* **To do**
Your answer should hold every line of the records below that contains the string "have".

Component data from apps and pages
■ ■ ■ ■ ■ ■ ■

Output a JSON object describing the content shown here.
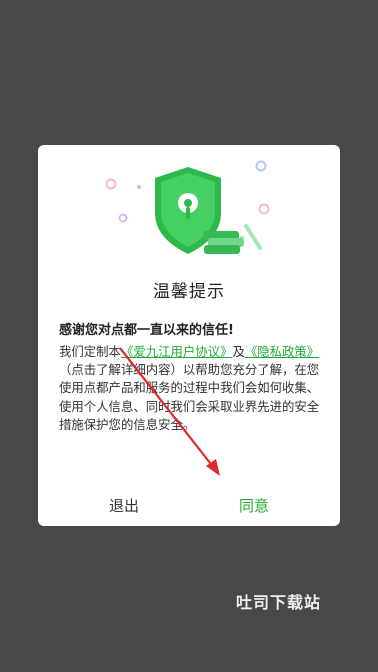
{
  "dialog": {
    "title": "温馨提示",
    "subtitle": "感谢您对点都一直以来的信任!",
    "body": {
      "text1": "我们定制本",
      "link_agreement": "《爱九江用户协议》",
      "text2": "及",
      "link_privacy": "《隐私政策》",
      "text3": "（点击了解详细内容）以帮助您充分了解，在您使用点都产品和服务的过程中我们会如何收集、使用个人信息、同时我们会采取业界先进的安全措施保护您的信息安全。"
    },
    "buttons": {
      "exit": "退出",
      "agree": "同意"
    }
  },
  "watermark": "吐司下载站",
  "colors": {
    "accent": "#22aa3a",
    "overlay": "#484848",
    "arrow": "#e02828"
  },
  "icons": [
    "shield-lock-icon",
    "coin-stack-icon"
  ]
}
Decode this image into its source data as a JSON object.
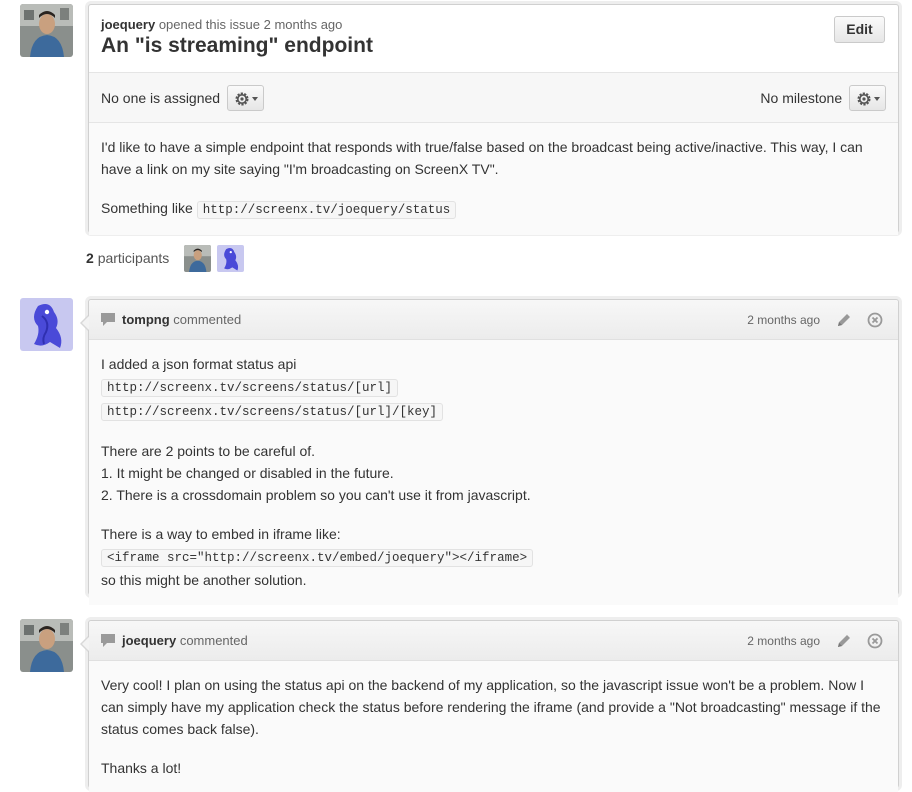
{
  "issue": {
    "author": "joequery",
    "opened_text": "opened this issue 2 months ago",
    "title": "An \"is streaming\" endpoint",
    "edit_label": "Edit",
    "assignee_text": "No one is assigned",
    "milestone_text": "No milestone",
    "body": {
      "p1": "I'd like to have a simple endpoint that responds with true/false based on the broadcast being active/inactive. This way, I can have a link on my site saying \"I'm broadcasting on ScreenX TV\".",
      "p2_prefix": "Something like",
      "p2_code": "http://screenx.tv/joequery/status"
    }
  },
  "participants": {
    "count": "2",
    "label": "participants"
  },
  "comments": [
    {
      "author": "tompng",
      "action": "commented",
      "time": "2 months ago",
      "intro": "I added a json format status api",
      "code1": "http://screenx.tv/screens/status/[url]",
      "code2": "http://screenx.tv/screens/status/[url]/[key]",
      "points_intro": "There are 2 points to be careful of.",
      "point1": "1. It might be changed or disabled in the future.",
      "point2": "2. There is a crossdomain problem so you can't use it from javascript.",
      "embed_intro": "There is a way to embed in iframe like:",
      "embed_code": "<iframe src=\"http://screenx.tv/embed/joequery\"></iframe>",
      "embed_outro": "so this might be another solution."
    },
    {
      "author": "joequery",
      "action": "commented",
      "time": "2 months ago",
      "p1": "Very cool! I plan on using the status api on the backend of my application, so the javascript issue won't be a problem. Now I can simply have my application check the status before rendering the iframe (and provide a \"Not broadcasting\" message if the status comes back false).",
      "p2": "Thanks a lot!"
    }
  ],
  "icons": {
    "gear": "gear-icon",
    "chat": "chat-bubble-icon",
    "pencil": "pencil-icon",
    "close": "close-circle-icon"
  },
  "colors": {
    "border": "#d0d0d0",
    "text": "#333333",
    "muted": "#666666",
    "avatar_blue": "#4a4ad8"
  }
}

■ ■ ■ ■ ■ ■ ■

* **Answer to this problem**
      "p1": "I'd like to have a simple endpoint that responds with true/false based on the broadcast being active/inactive. This way, I can have a link on my site saying \"I'm broadcasting on ScreenX TV\".",
      "p1": "Very cool! I plan on using the status api on the backend of my application, so the javascript issue won't be a problem. Now I can simply have my application check the status before rendering the iframe (and provide a \"Not broadcasting\" message if the status comes back false).",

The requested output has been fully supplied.